Maybank Women Eco-Weavers supports women weavers from poor and marginalised communities with the aim of reviving and sustaining traditional weaving practices in ASEAN countries. The ancient art of textile weaving cuts across borders of the 10 member nations of ASEAN. These textiles can be works of art that represent the heritage of their respective countries, yet the women weavers who sustain the traditional crafts often struggle to survive in modern times. The women in this programme receive access to training, capacity-building and microfinance, which helps them and their families to become economically independent. The Maybank Women Eco-Weavers programme is currently active in Indonesia and Cambodia. It was expanded to Laos in 2018. The programme operates in partnership with local organisations to provide the ecosystems for sustained development of the regions’ textile weaving culture. The programme is endorsed and supported by the ASEAN Foundation, which shares our mission to preserve ASEAN cultural heritage and contribute towards building the ASEAN identity. Given that each country faces different challenges, the programme has been tailored to fit in the local context and address local issues. In Cambodia, a silk weaving training centre was built to provide skills training and employment opportunities for women. In Indonesia, however, the approach has been focused on providing micro-financing to women weavers.
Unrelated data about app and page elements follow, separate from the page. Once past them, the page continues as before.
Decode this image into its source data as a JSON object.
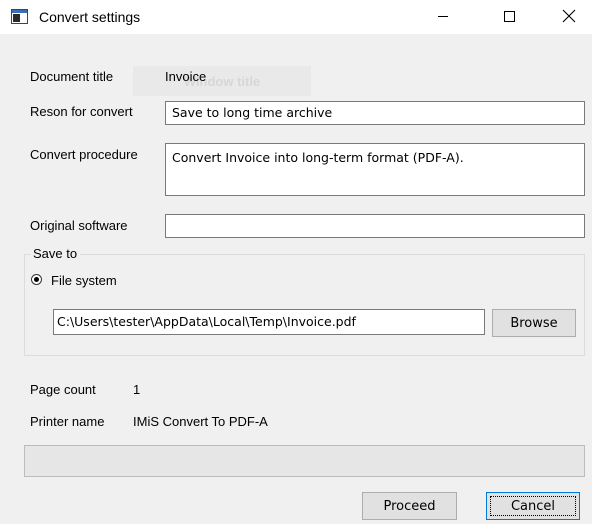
{
  "window": {
    "title": "Convert settings",
    "icon": "app-window-icon",
    "controls": [
      "minimize-icon",
      "maximize-icon",
      "close-icon"
    ]
  },
  "background_ghost_text": "Window title",
  "form": {
    "document_title_label": "Document title",
    "document_title_value": "Invoice",
    "reason_label": "Reson for convert",
    "reason_value": "Save to long time archive",
    "procedure_label": "Convert procedure",
    "procedure_value": "Convert Invoice into long-term format (PDF-A).",
    "original_software_label": "Original software",
    "original_software_value": ""
  },
  "save_to": {
    "legend": "Save to",
    "option_label": "File system",
    "option_selected": true,
    "path_value": "C:\\Users\\tester\\AppData\\Local\\Temp\\Invoice.pdf",
    "browse_label": "Browse"
  },
  "info": {
    "page_count_label": "Page count",
    "page_count_value": "1",
    "printer_name_label": "Printer name",
    "printer_name_value": "IMiS Convert To PDF-A"
  },
  "progress": {
    "value": 0
  },
  "buttons": {
    "proceed_label": "Proceed",
    "cancel_label": "Cancel"
  },
  "colors": {
    "window_bg": "#f0f0f0",
    "focus_border": "#0078d7",
    "button_bg": "#e1e1e1"
  }
}
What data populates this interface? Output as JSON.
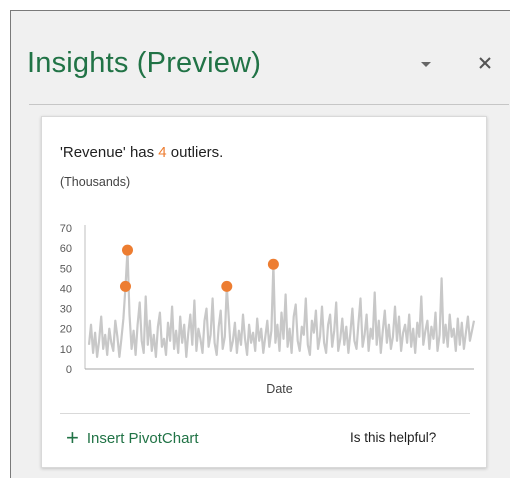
{
  "pane": {
    "title": "Insights (Preview)",
    "menu_icon": "dropdown-triangle-icon",
    "close_icon": "close-icon",
    "accent_color": "#217346"
  },
  "card": {
    "headline_before": "'Revenue' has ",
    "headline_count": "4",
    "headline_after": " outliers.",
    "units": "(Thousands)",
    "actions": {
      "insert_label": "Insert PivotChart",
      "insert_icon": "plus-icon",
      "helpful_label": "Is this helpful?"
    }
  },
  "chart_data": {
    "type": "line",
    "title": "",
    "xlabel": "Date",
    "ylabel": "",
    "ylim": [
      0,
      70
    ],
    "yticks": [
      0,
      10,
      20,
      30,
      40,
      50,
      60,
      70
    ],
    "grid": false,
    "legend": "none",
    "colors": {
      "line": "#c8c8c8",
      "outlier": "#ed7d31",
      "axis": "#bfbfbf"
    },
    "series": [
      {
        "values": [
          12,
          22,
          8,
          18,
          6,
          14,
          26,
          10,
          17,
          7,
          20,
          13,
          9,
          24,
          16,
          6,
          15,
          25,
          41,
          59,
          27,
          10,
          19,
          7,
          22,
          33,
          14,
          8,
          36,
          12,
          24,
          9,
          17,
          6,
          21,
          28,
          11,
          15,
          7,
          23,
          14,
          31,
          10,
          19,
          8,
          26,
          13,
          22,
          6,
          18,
          27,
          12,
          34,
          9,
          20,
          15,
          8,
          24,
          30,
          11,
          17,
          35,
          13,
          7,
          21,
          29,
          10,
          16,
          41,
          25,
          9,
          14,
          23,
          8,
          19,
          12,
          27,
          15,
          7,
          22,
          13,
          18,
          9,
          25,
          14,
          20,
          8,
          16,
          24,
          11,
          19,
          52,
          13,
          22,
          9,
          28,
          15,
          37,
          11,
          20,
          8,
          26,
          32,
          14,
          9,
          21,
          17,
          35,
          12,
          7,
          24,
          18,
          29,
          10,
          16,
          31,
          13,
          8,
          22,
          27,
          11,
          19,
          33,
          9,
          15,
          25,
          12,
          21,
          8,
          18,
          30,
          14,
          10,
          23,
          35,
          11,
          17,
          27,
          9,
          20,
          15,
          38,
          12,
          24,
          8,
          19,
          29,
          13,
          22,
          10,
          16,
          31,
          14,
          26,
          9,
          18,
          22,
          13,
          27,
          11,
          20,
          8,
          23,
          16,
          36,
          12,
          19,
          24,
          10,
          21,
          15,
          28,
          9,
          17,
          45,
          13,
          22,
          11,
          27,
          16,
          20,
          9,
          25,
          12,
          23,
          10,
          18,
          26,
          14,
          19,
          24
        ]
      }
    ],
    "outliers": [
      {
        "index": 18,
        "value": 41
      },
      {
        "index": 19,
        "value": 59
      },
      {
        "index": 68,
        "value": 41
      },
      {
        "index": 91,
        "value": 52
      }
    ]
  }
}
We also engage with international designers to showcase the participants’ products.
The Takeo province has long been the hub for traditional silk weaving in Cambodia. The Maybank Silk Weaving training Centre in Takeo works to promote traditional Cambodian textiles globally in a sustainable manner while creating business opportunities for underprivileged women. The training centre partnering Color Silk Foundation is Cambodia’s first formal silk weaving training centre. The centre is located about 65 kilometres away from Phnom Penh. Trainees are given weaving training, capacity building and production-related financial incentives as well as the tools to help them and their families become economically independent. Maybank also supports a sericulture programme to plant mulberry trees which are essential for silk thread production. To date, The Maybank Silk Weaving Training Centre has trained 125 new weavers. Many of the graduate weavers are earning between USD150 to USD250 a month. To date there are more than 280 farmers planting more than 41,000 mulberry trees. The mulberry farmers are currently earning between USD8 to USD35 for each harvest.
In Indonesia, the Maybank Women Eco-Weavers Programme adopted a microfinancing approach to help weavers buy the raw materials they need. Our programme partner works with some 400 women in four weaving learning centres located in East Lombok, Central Lombok (West Nusa Tenggara), Sawah Luntoh and Tanah Datar (West Sumatera). The Maybank Women Eco-Weavers was featured and showcased at the ASEAN 50th Anniversary Celebration in 2017 in Jakarta. The objectives of the programme are in line with the ASEAN Socio-Cultural Community Blueprint 2025 which seeks to promote high quality of life, equitable access to opportunities, protection of human rights and, at the same time, to preserve the arts and culture of the ASEAN Region.
In Laos, we partner Mulberries, an organization founded by Madam Kommaly Chanthavong, a recipient of the 2015 Ramon Magsaysay award. Mulberries currently supports the weaving community of Laos in a province called Xiang Khuoang some 400 kilometres northeast of Vientiane. A Memorandum of Agreement with Lao Sericulture Company Ltd (Mulberries) was signed mid 2017 subsequently the Maybank Women Eco-Weavers programme for Laos was officially launched in January 2018. In Laos Maybank Foundation supported training of 30 new weavers and 50 mulberry farmers. Maybank Foundation also built a hostel for the trainees at the farm due to some of the trainees will need to travel for up to 2 days to attend training at the Mulberries’s farm.